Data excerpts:

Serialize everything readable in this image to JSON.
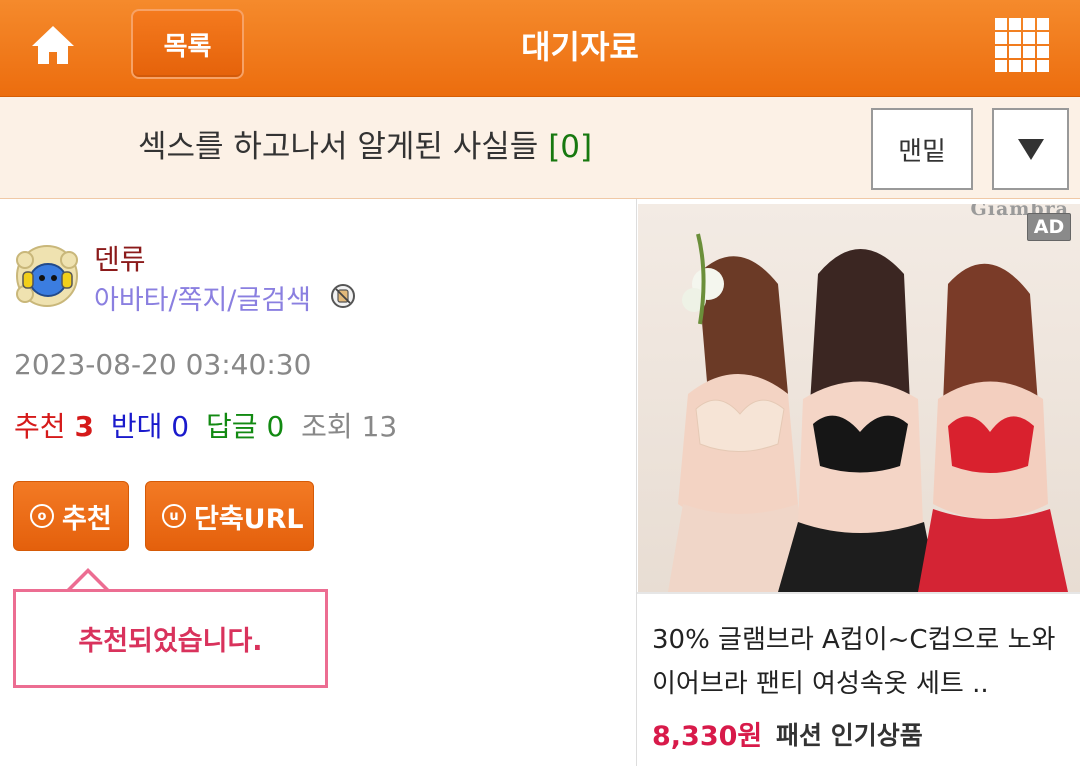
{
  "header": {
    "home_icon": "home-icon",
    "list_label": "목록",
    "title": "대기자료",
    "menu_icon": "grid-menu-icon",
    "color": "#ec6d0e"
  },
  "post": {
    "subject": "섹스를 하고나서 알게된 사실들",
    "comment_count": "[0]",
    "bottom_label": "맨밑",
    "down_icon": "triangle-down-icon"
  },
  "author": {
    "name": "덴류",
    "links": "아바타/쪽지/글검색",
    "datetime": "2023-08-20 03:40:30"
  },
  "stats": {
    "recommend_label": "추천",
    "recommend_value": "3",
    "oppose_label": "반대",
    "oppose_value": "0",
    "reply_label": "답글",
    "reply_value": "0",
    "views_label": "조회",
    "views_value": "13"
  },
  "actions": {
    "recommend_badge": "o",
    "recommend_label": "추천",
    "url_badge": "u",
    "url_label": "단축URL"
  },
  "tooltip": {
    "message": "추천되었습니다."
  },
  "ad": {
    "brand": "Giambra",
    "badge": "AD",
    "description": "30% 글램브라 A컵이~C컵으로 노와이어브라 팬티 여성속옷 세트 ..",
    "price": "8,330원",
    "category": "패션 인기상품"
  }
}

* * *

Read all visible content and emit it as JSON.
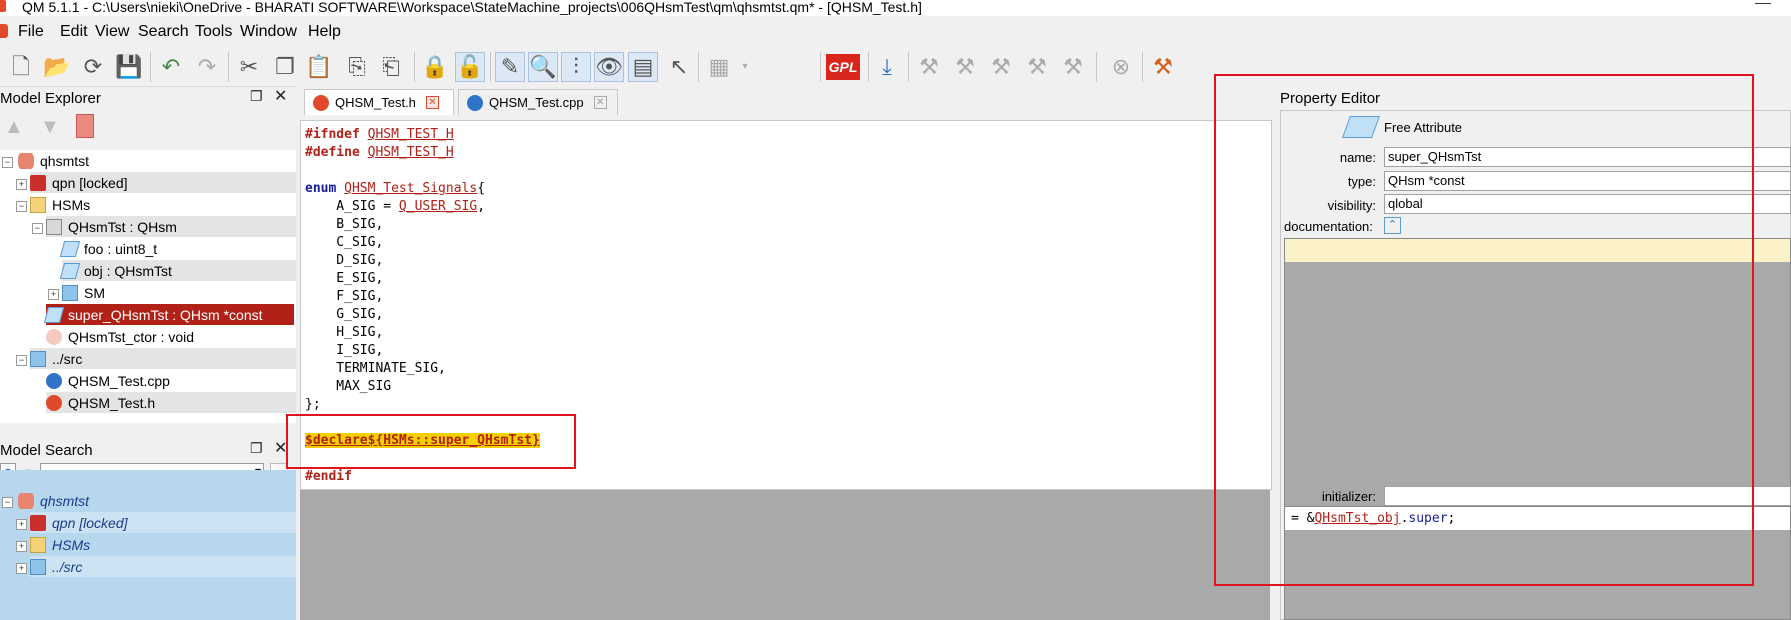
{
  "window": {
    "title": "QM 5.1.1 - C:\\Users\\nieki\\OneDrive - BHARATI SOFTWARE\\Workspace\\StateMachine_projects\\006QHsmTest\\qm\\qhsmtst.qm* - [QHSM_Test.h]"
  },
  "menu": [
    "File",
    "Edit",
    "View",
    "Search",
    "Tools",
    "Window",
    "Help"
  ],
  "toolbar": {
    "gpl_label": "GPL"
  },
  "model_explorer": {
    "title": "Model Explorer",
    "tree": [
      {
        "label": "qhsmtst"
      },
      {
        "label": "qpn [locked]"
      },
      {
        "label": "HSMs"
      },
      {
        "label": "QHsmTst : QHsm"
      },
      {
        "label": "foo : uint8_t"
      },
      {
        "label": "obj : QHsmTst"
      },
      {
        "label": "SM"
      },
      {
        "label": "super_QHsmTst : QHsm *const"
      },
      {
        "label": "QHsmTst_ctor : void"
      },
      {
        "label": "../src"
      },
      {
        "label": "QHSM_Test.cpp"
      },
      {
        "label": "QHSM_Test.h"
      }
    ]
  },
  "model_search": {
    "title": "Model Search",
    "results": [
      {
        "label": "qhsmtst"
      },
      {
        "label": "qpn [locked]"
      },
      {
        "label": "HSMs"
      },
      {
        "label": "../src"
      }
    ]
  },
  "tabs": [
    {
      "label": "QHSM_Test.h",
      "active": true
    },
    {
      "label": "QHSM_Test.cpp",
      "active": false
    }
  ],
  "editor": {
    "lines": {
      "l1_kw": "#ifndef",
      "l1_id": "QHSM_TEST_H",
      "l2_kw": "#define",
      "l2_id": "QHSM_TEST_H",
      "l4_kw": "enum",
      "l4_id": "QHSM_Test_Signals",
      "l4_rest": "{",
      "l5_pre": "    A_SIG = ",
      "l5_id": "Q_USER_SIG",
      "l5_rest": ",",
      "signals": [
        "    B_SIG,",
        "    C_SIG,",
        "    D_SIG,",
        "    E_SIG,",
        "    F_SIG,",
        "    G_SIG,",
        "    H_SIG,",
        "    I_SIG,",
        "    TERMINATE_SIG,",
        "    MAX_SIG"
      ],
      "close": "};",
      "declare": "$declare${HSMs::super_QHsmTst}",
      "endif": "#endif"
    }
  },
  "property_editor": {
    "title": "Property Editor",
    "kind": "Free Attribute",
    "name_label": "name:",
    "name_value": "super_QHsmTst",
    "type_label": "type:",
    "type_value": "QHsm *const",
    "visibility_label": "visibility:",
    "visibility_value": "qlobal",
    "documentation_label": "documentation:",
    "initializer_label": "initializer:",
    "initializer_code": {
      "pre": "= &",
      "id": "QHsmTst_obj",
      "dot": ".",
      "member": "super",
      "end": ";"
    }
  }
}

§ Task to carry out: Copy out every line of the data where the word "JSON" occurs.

§ Solved problem:
Serialize everything readable in this image to JSON.
Read all visible content and emit it as JSON.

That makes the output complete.